Their statistical analysis indicates that the influence score accounted for only 3% of the variation in response. That is, 97% of the differences in behavioural response were driven by factors other than social influence. Rohn Jay Miller

This is something that has been spoken in hushed tones but until now there was little hard data to show what really influenced social media users to engage.

Now we have a better idea of the social landscape and can craft our campaigns so they include the right mix of social influencers to good planning and execution.

It’s never wise to rely on influencers to carry your message, even more so now we know they really are only one part of the engagement story.

I don’t think this sidelines influencers, but this new data does allow us to help influencers be more effective at delivering our messages.

Let’s take time of day as an example. Rohn Jay Miller’s excellent post reveals that mobile use is dominant during daylight hours but in the evening it’s the tablets that people reach for.

Consider if it’s wise to push out a campaign video at 5pm when the majority of people are travelling and so on a smartphone. The likelihood is they will skip your video due to bandwidth cost or device constraints.

However, the same video at 7pm is much more likely to reach the largest majority of users who are at home, on wifi and have a PC or tablet. The barriers to engagement fall away quickly.

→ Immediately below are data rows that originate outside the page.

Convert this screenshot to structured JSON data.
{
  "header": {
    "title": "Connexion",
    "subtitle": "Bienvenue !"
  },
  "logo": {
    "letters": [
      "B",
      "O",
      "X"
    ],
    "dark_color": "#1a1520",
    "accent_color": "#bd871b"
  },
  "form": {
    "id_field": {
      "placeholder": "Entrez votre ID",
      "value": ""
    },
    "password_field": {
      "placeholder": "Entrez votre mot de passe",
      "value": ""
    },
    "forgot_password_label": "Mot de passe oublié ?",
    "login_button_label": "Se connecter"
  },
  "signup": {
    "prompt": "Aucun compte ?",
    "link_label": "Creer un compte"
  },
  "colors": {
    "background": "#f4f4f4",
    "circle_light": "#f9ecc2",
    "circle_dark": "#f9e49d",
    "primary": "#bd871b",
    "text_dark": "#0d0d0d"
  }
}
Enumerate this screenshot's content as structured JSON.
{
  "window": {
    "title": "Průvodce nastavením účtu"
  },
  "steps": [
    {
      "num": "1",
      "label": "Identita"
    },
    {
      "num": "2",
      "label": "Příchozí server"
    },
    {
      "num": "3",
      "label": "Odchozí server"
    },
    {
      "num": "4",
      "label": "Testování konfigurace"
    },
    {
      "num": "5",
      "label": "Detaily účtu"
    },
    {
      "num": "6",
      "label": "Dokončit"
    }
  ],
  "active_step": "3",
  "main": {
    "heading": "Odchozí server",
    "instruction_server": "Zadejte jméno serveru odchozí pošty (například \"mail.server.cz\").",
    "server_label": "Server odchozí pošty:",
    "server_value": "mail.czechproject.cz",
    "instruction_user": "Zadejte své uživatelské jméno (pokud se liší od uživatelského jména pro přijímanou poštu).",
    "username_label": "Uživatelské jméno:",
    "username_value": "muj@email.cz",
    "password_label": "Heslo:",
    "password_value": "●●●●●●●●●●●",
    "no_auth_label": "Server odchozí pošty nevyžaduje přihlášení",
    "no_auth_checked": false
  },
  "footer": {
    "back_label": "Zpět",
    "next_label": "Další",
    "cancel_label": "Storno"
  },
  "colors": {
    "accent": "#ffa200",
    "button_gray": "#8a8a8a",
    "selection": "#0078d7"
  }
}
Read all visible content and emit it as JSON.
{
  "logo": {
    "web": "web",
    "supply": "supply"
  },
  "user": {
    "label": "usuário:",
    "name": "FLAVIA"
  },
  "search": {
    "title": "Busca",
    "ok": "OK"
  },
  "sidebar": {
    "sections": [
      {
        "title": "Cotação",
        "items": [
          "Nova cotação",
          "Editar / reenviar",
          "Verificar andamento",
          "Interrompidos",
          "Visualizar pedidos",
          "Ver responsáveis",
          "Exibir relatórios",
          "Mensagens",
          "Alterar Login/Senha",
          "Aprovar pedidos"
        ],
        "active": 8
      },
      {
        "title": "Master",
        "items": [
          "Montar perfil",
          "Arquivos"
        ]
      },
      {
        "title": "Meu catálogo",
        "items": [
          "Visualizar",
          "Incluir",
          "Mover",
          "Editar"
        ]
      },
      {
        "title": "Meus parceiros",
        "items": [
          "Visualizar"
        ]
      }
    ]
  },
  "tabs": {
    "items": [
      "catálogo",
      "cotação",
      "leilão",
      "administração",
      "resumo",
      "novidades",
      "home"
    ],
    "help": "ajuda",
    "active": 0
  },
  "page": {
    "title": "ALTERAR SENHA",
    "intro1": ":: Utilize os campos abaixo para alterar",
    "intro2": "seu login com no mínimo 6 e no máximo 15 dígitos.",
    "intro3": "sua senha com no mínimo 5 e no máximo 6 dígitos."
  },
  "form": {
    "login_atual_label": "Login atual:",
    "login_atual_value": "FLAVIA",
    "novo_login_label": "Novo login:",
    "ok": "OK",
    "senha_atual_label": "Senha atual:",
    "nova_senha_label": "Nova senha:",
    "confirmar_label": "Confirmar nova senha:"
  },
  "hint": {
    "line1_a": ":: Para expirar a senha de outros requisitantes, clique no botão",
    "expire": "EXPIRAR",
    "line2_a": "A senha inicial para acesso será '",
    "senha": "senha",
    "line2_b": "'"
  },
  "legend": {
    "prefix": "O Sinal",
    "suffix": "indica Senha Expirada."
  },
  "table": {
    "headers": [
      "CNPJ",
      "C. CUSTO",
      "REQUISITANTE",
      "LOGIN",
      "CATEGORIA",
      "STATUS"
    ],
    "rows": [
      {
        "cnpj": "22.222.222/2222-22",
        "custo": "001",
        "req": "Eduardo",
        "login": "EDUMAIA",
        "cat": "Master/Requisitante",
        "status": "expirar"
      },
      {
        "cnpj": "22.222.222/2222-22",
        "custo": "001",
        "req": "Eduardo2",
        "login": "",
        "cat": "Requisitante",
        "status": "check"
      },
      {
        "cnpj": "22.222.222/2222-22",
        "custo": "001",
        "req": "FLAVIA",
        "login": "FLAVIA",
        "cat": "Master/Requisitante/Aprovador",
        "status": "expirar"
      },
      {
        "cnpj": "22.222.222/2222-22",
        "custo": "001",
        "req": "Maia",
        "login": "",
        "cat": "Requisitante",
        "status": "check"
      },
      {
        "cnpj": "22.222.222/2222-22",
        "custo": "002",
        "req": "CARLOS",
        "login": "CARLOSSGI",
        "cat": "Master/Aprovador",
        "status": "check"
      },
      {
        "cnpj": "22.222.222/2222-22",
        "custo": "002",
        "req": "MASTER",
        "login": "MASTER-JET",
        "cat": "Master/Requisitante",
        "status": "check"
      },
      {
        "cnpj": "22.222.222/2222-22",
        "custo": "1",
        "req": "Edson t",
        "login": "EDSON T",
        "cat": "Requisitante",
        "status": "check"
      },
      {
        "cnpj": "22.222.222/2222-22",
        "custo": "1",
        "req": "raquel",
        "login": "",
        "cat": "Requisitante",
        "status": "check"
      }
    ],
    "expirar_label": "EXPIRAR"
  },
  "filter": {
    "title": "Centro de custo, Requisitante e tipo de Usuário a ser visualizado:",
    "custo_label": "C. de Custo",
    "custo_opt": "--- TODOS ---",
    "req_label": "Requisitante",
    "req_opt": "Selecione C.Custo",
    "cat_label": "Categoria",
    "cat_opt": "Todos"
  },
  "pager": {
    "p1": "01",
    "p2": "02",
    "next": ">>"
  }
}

Now this is a numbers game and you are playing to the majority rule so my advice is to build your campaigns to best talk to the available audience at the time you want to push. If you can create multi-phase campaigns that roll all day so much the better.

If you do you will automatically help your influencers by giving them content that the majority of their followers can engage with.

Check out the full post on SocialMediaToday for a more in-depth look at what Lucule discovered.